A warning up front: today’s post is about the different kinds of abuse that happen in a marriage. Sadly, statistics show that in our Thriving Marriages community there are dozens, if not hundreds, of readers in emotionally, sexually, spiritually, or physically abusive marriages … and despite this article from Elisabeth Klein focusing on one gender, we know they’re not all women. We care too much about what God wants for ALL his children to not talk about this. Please read this: even if it doesn’t apply to your marriage, it might to a marriage you know. I (Josh) am praying for you, a member of our TM community, today and specifically that those of you in abusive marriages will find the freedom and safety God longs for you to experience.
I received a question from a reader lately: “I wish I had understood more about the other kinds of abuse. I thought the only thing truly considered abuse was if you were hit. What other kinds are there?”
I was a psych major in college. I have half of my Master’s in Social Work. I worked at a social service agency for eighteen months out of college as the good touch/bad touch lady. And when someone talked about abuse in a marriage situation, I always thought of only three kinds: physical (getting hit), sexual (being raped), or emotional (being yelled at or maybe called names).
I liken it to the analogy of a frog who starts off in lukewarm water but because the water is heated so slowly, he doesn’t even realize he’s being boiled to death. Sometimes, you’re just too close to the situation to know what you’re dealing with. (Which is why it’s so important to get outside help.)
This is a list of some of the various kinds of abuse that can appear in a relationship.
Emotional/Psychological: Put-downs. Name-calling. Mind games. Mental coercion. Conditional affection. Dishonesty. Broken promises.
Threats: Threats to end relationship. Threats to do harm. Threats to life, to take the children, commit suicide, to report to the authorities.
Economic: Restrictions on employment. Making the abused ask for money. Giving the abused an allowance and taking any money the abused earns. Requirement to account for every penny spent while shopping.
Intimidation: Use of looks, actions, gestures, loud voice or cursing to generate fear. Continual arguing. Abused required to say what abuser wants to hear.
Property Violence: Punching walls, throwing things, destroying property. Breaking down doors, destroying personal property of the abused. Abuse of pets.

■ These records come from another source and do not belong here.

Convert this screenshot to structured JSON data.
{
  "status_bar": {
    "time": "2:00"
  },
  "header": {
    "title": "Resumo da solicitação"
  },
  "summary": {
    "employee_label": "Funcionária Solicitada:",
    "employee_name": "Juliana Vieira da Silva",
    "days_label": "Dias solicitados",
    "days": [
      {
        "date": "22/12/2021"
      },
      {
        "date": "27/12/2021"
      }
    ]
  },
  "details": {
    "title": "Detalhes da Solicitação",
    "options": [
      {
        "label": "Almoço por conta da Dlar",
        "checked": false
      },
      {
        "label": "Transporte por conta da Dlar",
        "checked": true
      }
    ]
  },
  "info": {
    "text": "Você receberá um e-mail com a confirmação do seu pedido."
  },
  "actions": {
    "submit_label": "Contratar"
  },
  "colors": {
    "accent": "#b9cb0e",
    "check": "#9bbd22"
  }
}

Passive/Aggressive: Use of silence as a weapon. Refuses to engage in problem solving, communication or intimacy.
Isolation: Controls what is done, who is seen, who is talked to. Limits or listens in on calls. Sabotages car. Restriction of outside interests. Frequent moves. Restricts access to mail. Deprived of friends.
Use of Children: Use of children to give messages. Use of visitation rights as a way to harass. Use of child support as leverage. Influencing children to side with abuser and/or pressure abused.
Humiliation: Hostile humor. Public humiliation and criticism. Denigrating appearance, parenting skills, housekeeping skills, cooking, and so on.
Responsibility: Making abused responsible for everything in life (bills, parenting, and so on). Making abused responsible for abuser’s feelings and behavior.
Spiritual: Use of scripture and words like “submission” and “obey” to dominate and control.
Sexual: Demanding unwanted or bizarre sexual acts. Physical attacks to sexual parts of the body. Treatment of the abused as a sex object. Interruption of sleep for sex. Forced sex.
Use of Male Privilege: Treatment of the abused like a servant. Unilateral decision-making. Expecting more privileges and having fewer responsibilities.
Physical: Beating, biting, choking, grabbing, hitting, kicking, pinching, pulling hair, punching, restraining, scratching, shaking, shoving, slapping, spanking, smothering, tripping.
Deprivation: Denial of basic rights. Deprivation of private or personal life. Controlling food, water, sleep. Denies access to medical care.
Stalking: Spying, following to activities (store, church, work, and so on). Extreme jealousy. Frequent calling. Sending unwanted presents or notes.
If you or your children are in physical danger, you need to remove yourself from the situation as soon as possible and tell someone. And if any of these on this list sound like the relationship you’re in, it’s time you get help and figure out what to do. This is not what God intended for anyone, including your potential abuser. Help can be found.
Nat’l Abuse Hotline: 1-800-799-7233
If this post helped you, I would encourage you to check out my coaching options and my e-book, “Surviving in a Difficult Christian Marriage”, found here.